Many of you have heard about Heartbleed, a glitch in security software on most websites that puts your personal information at risk.
"I've just been hearing that it's a security breach that's affected... most of the internet?" said Bailey Blair.
But, how do you know if your information, especially passwords, has been compromised? And what do you do about it if it has? Factfinder 12 found answers.
Every time we get on the internet, through a computer, a cell phone or a tablet, we could be exposing our personal information to hackers because of a glitch in website security systems called Heartbleed.
"Putting it simply, it's the communication between you and the website you're dealing with," said Robbie Namee, with the Better Business Bureau. "That link between the two has been possibly compromised."
That means hackers could access your usernames, passwords, credit card numbers and any other personal information you've used during visits to the affected sites.
Heartbleed is making headlines world-wide. But many are confused on what they should do about it.
"And I don't know which sites to go to and which not to. And so far I just haven't done anything about it," said Blair.

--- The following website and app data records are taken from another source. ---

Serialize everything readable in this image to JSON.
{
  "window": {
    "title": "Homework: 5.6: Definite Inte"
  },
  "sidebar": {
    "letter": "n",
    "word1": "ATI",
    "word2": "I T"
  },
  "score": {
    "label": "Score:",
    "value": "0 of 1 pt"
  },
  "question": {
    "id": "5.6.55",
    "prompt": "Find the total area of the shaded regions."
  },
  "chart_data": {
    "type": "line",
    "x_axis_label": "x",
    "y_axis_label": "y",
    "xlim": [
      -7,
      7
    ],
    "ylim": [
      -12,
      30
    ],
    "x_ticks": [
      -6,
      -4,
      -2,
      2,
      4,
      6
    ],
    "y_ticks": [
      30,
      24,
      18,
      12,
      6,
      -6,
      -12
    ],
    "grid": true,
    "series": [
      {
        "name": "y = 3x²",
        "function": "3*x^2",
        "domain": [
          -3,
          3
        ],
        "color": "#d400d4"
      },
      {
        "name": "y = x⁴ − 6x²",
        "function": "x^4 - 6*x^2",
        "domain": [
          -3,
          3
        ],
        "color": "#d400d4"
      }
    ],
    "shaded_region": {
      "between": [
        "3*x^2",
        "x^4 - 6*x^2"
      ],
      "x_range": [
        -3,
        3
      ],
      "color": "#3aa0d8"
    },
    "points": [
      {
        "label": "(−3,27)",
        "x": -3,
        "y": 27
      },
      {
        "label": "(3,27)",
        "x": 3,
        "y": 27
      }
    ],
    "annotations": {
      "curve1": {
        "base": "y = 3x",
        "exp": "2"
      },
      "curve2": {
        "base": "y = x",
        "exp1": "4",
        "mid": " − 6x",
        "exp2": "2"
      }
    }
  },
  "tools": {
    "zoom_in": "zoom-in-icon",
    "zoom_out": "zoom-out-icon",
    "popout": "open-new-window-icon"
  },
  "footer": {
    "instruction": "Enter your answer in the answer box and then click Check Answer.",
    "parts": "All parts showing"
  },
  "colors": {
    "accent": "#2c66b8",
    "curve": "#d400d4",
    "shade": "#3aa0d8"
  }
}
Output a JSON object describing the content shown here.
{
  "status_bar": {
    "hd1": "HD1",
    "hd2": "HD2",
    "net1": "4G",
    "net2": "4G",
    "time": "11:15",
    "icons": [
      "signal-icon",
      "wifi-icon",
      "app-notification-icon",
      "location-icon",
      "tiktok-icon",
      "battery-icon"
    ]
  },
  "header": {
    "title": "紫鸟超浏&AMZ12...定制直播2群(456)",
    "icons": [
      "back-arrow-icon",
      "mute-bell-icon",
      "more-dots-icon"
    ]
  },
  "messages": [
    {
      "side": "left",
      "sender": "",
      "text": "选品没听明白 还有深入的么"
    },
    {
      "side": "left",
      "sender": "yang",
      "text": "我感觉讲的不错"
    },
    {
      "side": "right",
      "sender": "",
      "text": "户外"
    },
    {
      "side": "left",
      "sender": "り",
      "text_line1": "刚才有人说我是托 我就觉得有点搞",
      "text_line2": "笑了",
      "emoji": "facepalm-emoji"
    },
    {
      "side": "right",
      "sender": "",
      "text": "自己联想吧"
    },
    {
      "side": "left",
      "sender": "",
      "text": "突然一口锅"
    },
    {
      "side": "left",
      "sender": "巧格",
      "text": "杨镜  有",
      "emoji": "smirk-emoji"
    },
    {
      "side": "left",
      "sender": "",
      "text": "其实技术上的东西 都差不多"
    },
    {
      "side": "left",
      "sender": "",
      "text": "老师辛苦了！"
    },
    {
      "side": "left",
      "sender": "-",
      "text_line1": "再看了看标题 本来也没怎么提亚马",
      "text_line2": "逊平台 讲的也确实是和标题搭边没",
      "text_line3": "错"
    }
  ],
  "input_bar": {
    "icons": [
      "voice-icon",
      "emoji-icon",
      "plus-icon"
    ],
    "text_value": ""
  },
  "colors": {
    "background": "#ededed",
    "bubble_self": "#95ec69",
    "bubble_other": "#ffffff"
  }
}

Meanwhile, others are just waiting for a concrete answer on what to do.
"But, for me, I work in an office where we have IT people and I'm going to rely on them to tell me what I need to do," said Tom Docking. "I mean, I'm not going to start changing passwords without some guidance on what to do."
Factfinder 12 looked into Heartbleed and learned many of the major websites, like Facebook, Google and Yahoo, have already patched the problem. In those cases it's safe for you to go ahead and change your passwords.
But don't change your password until the Heartbleed problem has been fixed, because Heartbleed could allow hackers to read your keystrokes and steal your new password, too.
"Be very cautious until it's fixed," said Namee.
And some sites never had the problem. But which website is which?
"You're going to have to do a little bit more research, not just wait for someone to give you the information," said Namee.
Our partners at CNET have put together a checklist of the top 100 websites, whether they ever had problems with Heartbleed and if those problems have been fixed. It's being constantly updated.
For smaller websites not on that checklist, there's a test now available to tell you if they have the glitch.
Once you can change your password the experts say it's important to make it as strong as possible. They suggest using a combination of upper and lower case letters and numbers, substituting zeroes for O's and dollar signs for S's, and using phrases, like 'iliketofish', to make the password longer.